For example, I prefer Under Armour's athletic clothing to Nike's both for fit and durability, and have since I stumbled onto it about 10 years ago. I'm a huge fan of Amazon's Prime service, which is preferable for me rather than shopping around for vacuum filters that fit, or having the right gas grill shipped to my door. Despite living in Seattle my coffee snobbery has never advanced past Starbucks' fresh roasted espresso beans. I generally enjoy Disney's Marvel superhero movies. I've mentioned Netflix and Visa. Also there's LinkedIn and Twitter, IMAX and Zillow, all of which have come up with a great new business concept or revolutionized an everyday process like career networking or house shopping or movie-going.

By being a customer/user (even an unpaying one), I better understand the value proposition these businesses offer and I've already got a finger on their pulse.

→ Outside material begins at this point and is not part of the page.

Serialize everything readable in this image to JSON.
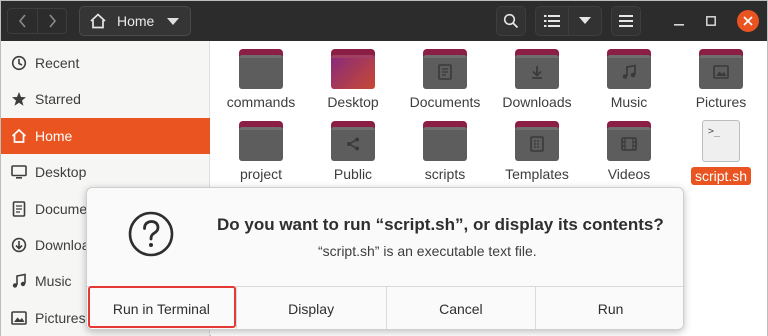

I notice when quality slides or new services are added, and this information informs my investment decisions. Financial research and the news I read are additional to my existing, ongoing customer experience. Together they work to enrich and deepen my knowledge.

This list of criteria has provided me close to 80% of what I need to know prior to investment-- but you likely will not find all 6 in one company very often. It happens, but those are rare. Look to get several in one stock. I've listed several of them here, but there are probably a couple of hundred if you look hard enough. This method is largely unscientific and non-financial, and therefore is an unconventional way of assessing a stock-- but then being somewhat contrarian is my nature. Some pro stock-pickers and market timers might poke fun at you; they certainly have at me. Generally speaking, however, my returns crush theirs... though I don't think they believe my numbers. A high-class problem if there ever was one. 
Drifting to Fifty | Random unrelated nugget of the week
If you reset your car's side mirrors from reflecting your own rear fenders to reflecting that empty zone between the edge of your peripheral vision and the edge of what you can see in the rear-view mirror, then you will eliminate blind spots.